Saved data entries

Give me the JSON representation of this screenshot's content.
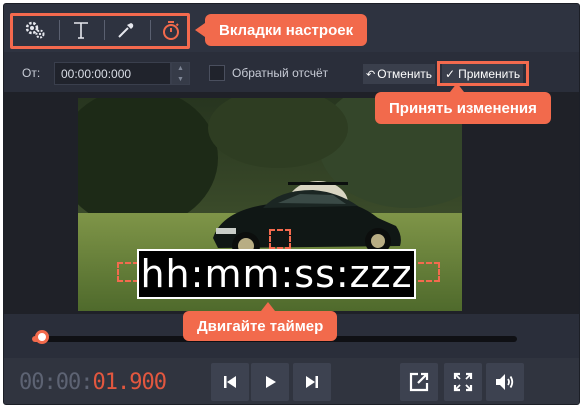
{
  "toolbar": {
    "tabs": [
      {
        "icon": "gears-icon",
        "state": "normal"
      },
      {
        "icon": "text-icon",
        "state": "normal"
      },
      {
        "icon": "color-picker-icon",
        "state": "normal"
      },
      {
        "icon": "stopwatch-icon",
        "state": "active"
      }
    ]
  },
  "callouts": {
    "tabs": "Вкладки настроек",
    "apply": "Принять изменения",
    "move": "Двигайте таймер"
  },
  "controls": {
    "from_label": "От:",
    "from_value": "00:00:00:000",
    "countdown_label": "Обратный отсчёт",
    "countdown_checked": false,
    "cancel_label": "Отменить",
    "apply_label": "Применить"
  },
  "preview": {
    "timer_text": "hh:mm:ss:zzz"
  },
  "playback": {
    "progress": 0.02,
    "timecode_dim": "00:00:",
    "timecode_bright": "01.900"
  },
  "colors": {
    "accent": "#f26a4c",
    "background": "#2a2e3a"
  }
}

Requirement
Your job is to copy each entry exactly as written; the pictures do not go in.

Output of the task
Give me the JSON representation of this screenshot's content.
{
  "toolbar": {
    "tabs": [
      {
        "icon": "gears-icon",
        "state": "normal"
      },
      {
        "icon": "text-icon",
        "state": "normal"
      },
      {
        "icon": "color-picker-icon",
        "state": "normal"
      },
      {
        "icon": "stopwatch-icon",
        "state": "active"
      }
    ]
  },
  "callouts": {
    "tabs": "Вкладки настроек",
    "apply": "Принять изменения",
    "move": "Двигайте таймер"
  },
  "controls": {
    "from_label": "От:",
    "from_value": "00:00:00:000",
    "countdown_label": "Обратный отсчёт",
    "countdown_checked": false,
    "cancel_label": "Отменить",
    "apply_label": "Применить"
  },
  "preview": {
    "timer_text": "hh:mm:ss:zzz"
  },
  "playback": {
    "progress": 0.02,
    "timecode_dim": "00:00:",
    "timecode_bright": "01.900"
  },
  "colors": {
    "accent": "#f26a4c",
    "background": "#2a2e3a"
  }
}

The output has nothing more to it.